Containers spend, on average, several weeks in ports in Africa. In fact, over 50% of total land transport time from port to hinterland cities in landlocked countries is spent in ports.
Our recent study demonstrates that, excluding Durban and Mombasa, average cargo dwell time in most ports in SSA is close to 20 days whereas it is close to 4 days in most large ports in East Asia or in Europe. In this setting, the main response has been to push for: (a) concession of terminal operators to the private sector, (b) investments in infrastructure (such as quays and container yards) and (c) investments in super-structures such as cranes and handling equipment.
What has been the result on cargo dwell time?

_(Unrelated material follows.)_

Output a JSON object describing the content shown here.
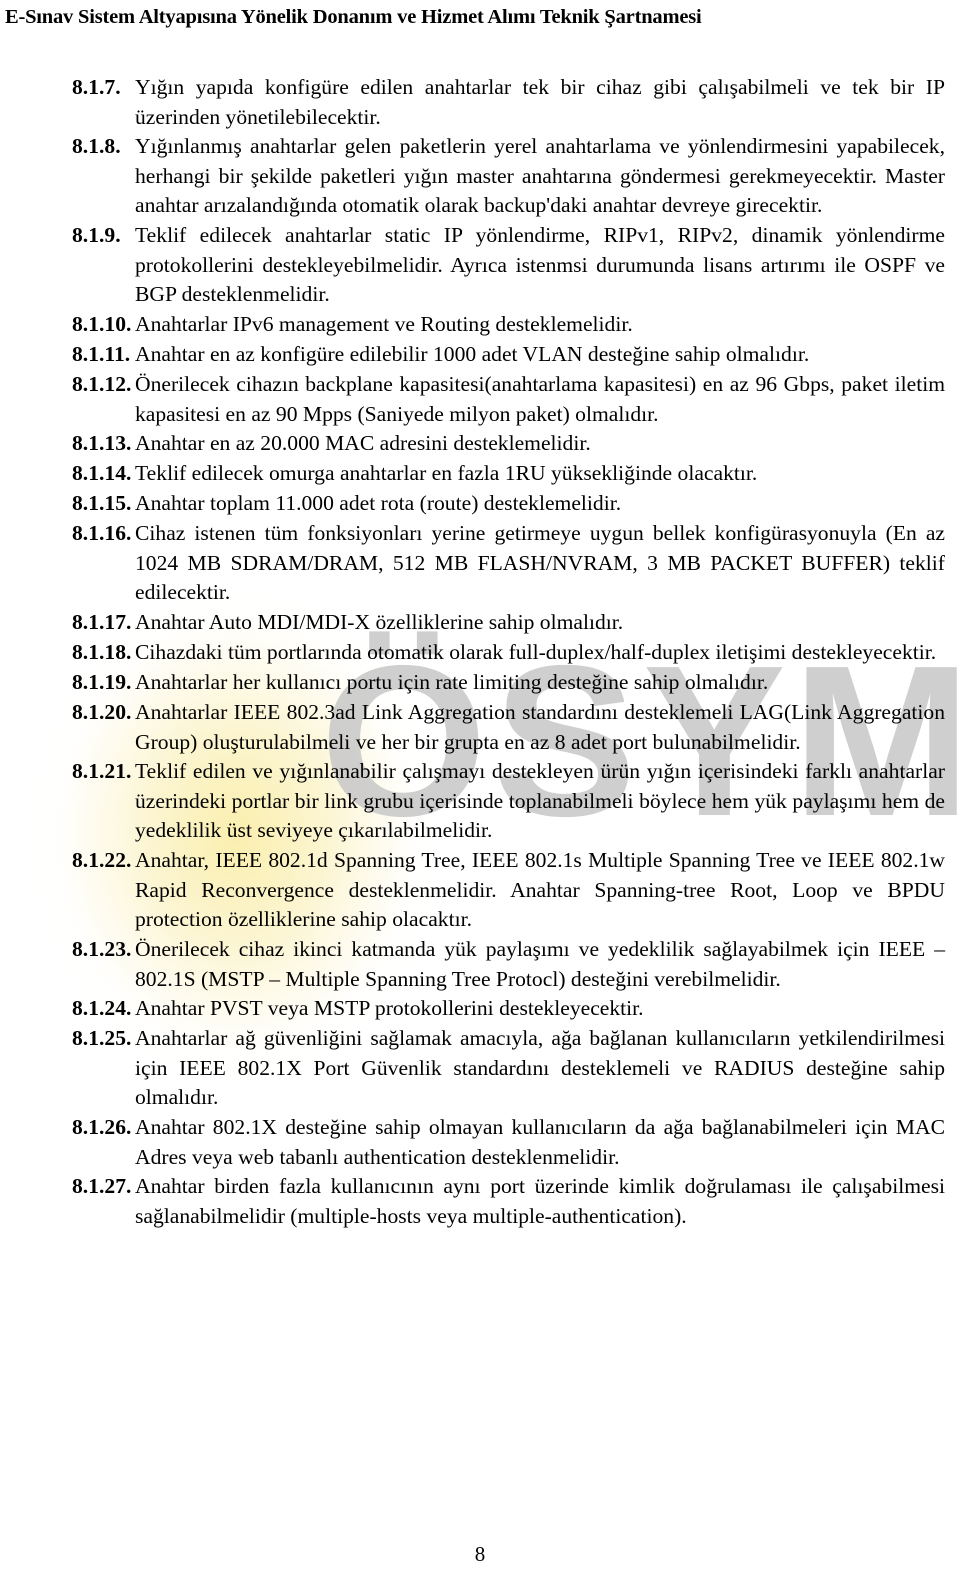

Not much. On average, it is extremely difficult to reduce cargo dwell time. In Douala (Cameroon), for example, planners set an objective of 7 days at the end of the 1990s, but the dwell time remains over 18 days (despite real improvements for some shippers).
Recently, a friend from Indonesia visited me in Nairobi. He is one of the world’s leading experts on social development and a long-term Jakarta resident. One of his observations stuck in my mind: “Kenya is just like Indonesia ten years ago”, he said.
Comparing Kenya with Indonesia is counterintuitive—except perhaps when it comes to traffic jams—because of the many differences between the two countries. Indonesia is the world largest island state with more than 17.000 islands and a demographic heavyweight with 240 million people (six times more than Kenya). It is also 85 percent Muslim, while Kenya is about 85 percent Christian. Indonesia has massive natural resources – coal and gas (and some oil) – that it exports to other Asian countries, especially China, while Kenya’s economy is fuelled by a strong service sector.
There are many more reasons to challenge a comparison between these two countries but when one digs below the surface, there are also some similarities. Economically my friend was spot on: in GDP per capita terms, Kenya is roughly at the level of Indonesia a decade ago (about US$800 per capita). Today Indonesia is far ahead, but I don’t see any reason why Kenya couldn’t follow suit. Indeed, Indonesia is a good benchmark case for Kenya because it was never a “star reformer”, but instead a consistently strong performer.
Imagine a low-income country in the developing world suddenly discovering a large endowment of natural resources within its borders. Perhaps a large oil reserve is found just offshore, or a deposit of valuable natural minerals is uncovered just below the earth’s surface. Surely, such a discovery would be a blessing, as it would expand the country’s total stock of capital.
|The up-tick in market tensions following recent bank downgrades, partial nationalizations and elections have caused CDS rates to rise sharply, although in most countries they remain below their fall 2011 highs. Stock markets have also tumbled, exchange rates depreciated and the turmoil has contributed to falling commodity prices.|